I was told yesterday that I had just passed the 50 days of new headship milestone. That sounded weird. In some ways I already feel such a connection with the school but at the same time, my time here has passed in the blink of an eye. My Deputies and I chuckled at their ‘favourite moments so far’ – which mainly consisted of me being a) lost, b) swearing, c) swearing whilst lost.
My new team are under no illusion about the challenges the school faces. We have a lot to do to turn this big old ‘supertanker’ (as one Head described the school to me) around. But, everyone seems up for it. It all started with the development plan. That was written at a pace that surprised even me – turns out it’s quite easy to write a development plan when the data is only showing one colour, and when the staff are committed to improvement. Despite being only 50 days in, the road to improvement has started in earnest. Although, when my Chair of Governors asked me how far the ‘supertanker’ had already turned I did have to make clear that all we had really done was get the map out on the table for everyone to see…but it’s a start!
In terms of scale, I can’t decide whether this is the biggest challenge I’ve faced as a leader. In terms of ‘bums on seats’, then yes, this school is the biggest. In terms of the scale standards need to improve, then yes, probably.
People who know me have commented that I seem more relaxed than I ever have in my entire career. I can’t deny that, for the first time in my adult life, I am sleeping really well. Odd, considering the scale of the challenge I am facing.
Why is this?
Some of this must be down to the ‘honeymoon’ period. I can sleep at night because none of it’s my fault! I don’t mean that I am regularly throwing my predecessor under the bus…that wouldn’t be classy, fair, or truthful. But it is so exhilarating to be the fresh pair of eyes. You can be open to the school’s issues in a way that becomes harder to do once you are entrenched in the systems yourself. I am relishing every opportunity to listen without prejudice and put in place lessons learned. In doing so I can feel other staff members ‘loosen up’ and not take criticism or complaints personally. (I only hope that they can do the same for me later on!)
On reflection, some of my new-found peace and tranquillity is down to having left my previous school behind. There is so much I loved and still treasure about that place. But there were elements that were impacting on me in ways that I now see were causing me immense stress. I shan’t go into details, but it has been incredibly cathartic to experience a new setting where these elements operate differently. Again, I fully expect my new setting to present its own stresses later on down the line, but I feel more confident that I will be able to identify the warning signs and put in place measures to maintain organisational appropriateness as well as my own well-being.

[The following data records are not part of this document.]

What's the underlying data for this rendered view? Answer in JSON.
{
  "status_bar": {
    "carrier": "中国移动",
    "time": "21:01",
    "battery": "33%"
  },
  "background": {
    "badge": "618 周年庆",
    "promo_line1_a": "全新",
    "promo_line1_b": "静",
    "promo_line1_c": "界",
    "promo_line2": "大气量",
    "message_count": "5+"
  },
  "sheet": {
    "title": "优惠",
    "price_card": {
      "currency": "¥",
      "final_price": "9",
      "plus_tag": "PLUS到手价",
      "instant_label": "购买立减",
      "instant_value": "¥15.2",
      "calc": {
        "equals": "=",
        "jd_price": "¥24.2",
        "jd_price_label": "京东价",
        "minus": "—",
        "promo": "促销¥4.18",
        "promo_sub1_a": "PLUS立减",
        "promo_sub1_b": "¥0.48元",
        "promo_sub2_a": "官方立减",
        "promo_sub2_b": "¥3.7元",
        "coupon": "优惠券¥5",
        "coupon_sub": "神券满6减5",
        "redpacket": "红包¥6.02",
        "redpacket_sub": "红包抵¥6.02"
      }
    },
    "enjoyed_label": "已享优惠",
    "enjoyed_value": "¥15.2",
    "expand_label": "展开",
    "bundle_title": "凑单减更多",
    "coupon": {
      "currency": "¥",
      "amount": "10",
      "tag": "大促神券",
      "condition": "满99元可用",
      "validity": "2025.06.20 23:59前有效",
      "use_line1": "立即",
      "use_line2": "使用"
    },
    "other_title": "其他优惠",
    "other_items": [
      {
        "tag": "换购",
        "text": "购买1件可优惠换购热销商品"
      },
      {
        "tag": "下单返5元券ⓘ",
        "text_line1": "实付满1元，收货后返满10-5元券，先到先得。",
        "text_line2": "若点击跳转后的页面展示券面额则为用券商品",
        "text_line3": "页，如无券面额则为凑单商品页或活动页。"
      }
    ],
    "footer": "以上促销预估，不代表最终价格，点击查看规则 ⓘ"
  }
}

Another reason why I am so cock-a-hoop at the moment is: why wouldn’t I be? It’s a new start, baby! This is the fun bit. This is the time you get to know the school and the people in it, you find its groove and you work out how best to help it evolve into something even stronger. What’s not to love? I focus on three things: equity, unity and responsibility. Get everyone (staff, pupils, governors and parents) approaching their work in school with those three ideas at the forefront of their mind and nothing seems impossible.

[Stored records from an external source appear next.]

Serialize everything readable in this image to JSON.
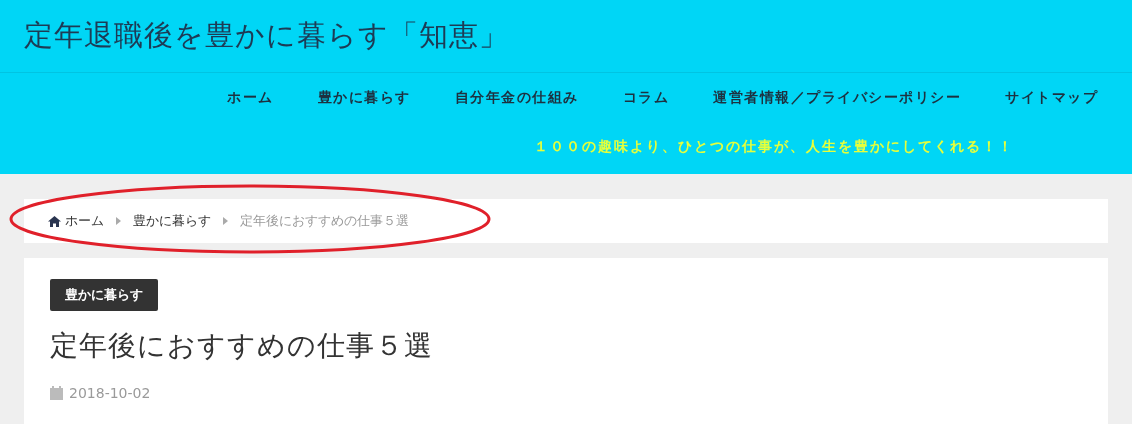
{
  "site_title": "定年退職後を豊かに暮らす「知恵」",
  "nav": [
    {
      "label": "ホーム"
    },
    {
      "label": "豊かに暮らす"
    },
    {
      "label": "自分年金の仕組み"
    },
    {
      "label": "コラム"
    },
    {
      "label": "運営者情報／プライバシーポリシー"
    },
    {
      "label": "サイトマップ"
    }
  ],
  "tagline": "１００の趣味より、ひとつの仕事が、人生を豊かにしてくれる！！",
  "breadcrumb": [
    {
      "label": "ホーム",
      "kind": "home"
    },
    {
      "label": "豊かに暮らす",
      "kind": "link"
    },
    {
      "label": "定年後におすすめの仕事５選",
      "kind": "current"
    }
  ],
  "article": {
    "category": "豊かに暮らす",
    "title": "定年後におすすめの仕事５選",
    "date": "2018-10-02"
  }
}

Plus, at the moment, it all seems to be going alright…woohoo!
The one catch, of course, is Ofsted. Technically, we’re due an inspection in January. And how sad that the one thing causing me anxiety is a 24 hour (although most likely 48 hour) visitation? The fact is, I don’t trust them. I don’t trust them – and by ‘them’ I mean each individual inspector – to make the right call. I worry that (and I am not a data denier) they could come in, be heavy handed with the stats, presume I don’t know or care, and ultimately, mess up my plan. You see, I know that improvement takes time. There’s loads I want to do at my new school but it’s not all in my SDP. It couldn’t be. If I put everything I wanted to improve inside the plan the school would suffocate. I believe you’ve got to take things one step at a time. Some of that means that not everything is going to be up to ‘my’ standard for quite a while. I am OK with that.
But will that be good enough for Ofsted?

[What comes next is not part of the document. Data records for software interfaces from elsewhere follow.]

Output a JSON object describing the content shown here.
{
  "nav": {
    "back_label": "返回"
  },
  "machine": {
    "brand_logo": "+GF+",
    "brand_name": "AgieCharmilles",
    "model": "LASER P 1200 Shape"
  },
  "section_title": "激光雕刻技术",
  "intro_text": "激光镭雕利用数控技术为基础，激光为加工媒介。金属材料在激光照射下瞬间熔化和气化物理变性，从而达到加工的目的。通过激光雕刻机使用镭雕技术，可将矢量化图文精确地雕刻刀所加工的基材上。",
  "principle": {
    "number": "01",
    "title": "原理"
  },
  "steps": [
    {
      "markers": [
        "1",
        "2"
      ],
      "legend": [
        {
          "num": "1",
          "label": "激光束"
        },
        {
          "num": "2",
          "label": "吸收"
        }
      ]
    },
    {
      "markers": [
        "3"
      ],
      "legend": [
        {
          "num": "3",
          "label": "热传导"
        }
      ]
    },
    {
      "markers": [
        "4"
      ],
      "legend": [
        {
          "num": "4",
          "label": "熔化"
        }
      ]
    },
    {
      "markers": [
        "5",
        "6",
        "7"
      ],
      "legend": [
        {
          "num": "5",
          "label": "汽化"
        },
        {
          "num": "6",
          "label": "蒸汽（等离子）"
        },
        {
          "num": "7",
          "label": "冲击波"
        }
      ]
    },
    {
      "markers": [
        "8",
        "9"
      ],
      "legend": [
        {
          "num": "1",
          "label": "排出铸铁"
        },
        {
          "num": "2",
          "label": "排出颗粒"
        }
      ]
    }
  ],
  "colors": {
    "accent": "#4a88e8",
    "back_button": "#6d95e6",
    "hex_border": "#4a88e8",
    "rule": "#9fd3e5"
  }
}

The problem with that question is that there are multiple answers depending on the team you get. And that is nub of the Ofsted issue. I used to think that I would always want Ofsted to visit in the first year of any headship. They’d add weight to my convictions and support my journey to improvement. Now, I’m not so sure. I don’t feel I need them to come in and judge what I already know. I certainly don’t want them advising on what my development plan should be covering because they won’t know the school like I do. I definitely don’t want my school derailed by a wonky report.
Most of all though, I don’t want to lose any sleep because I’m afraid of what Ofsted dreams may come.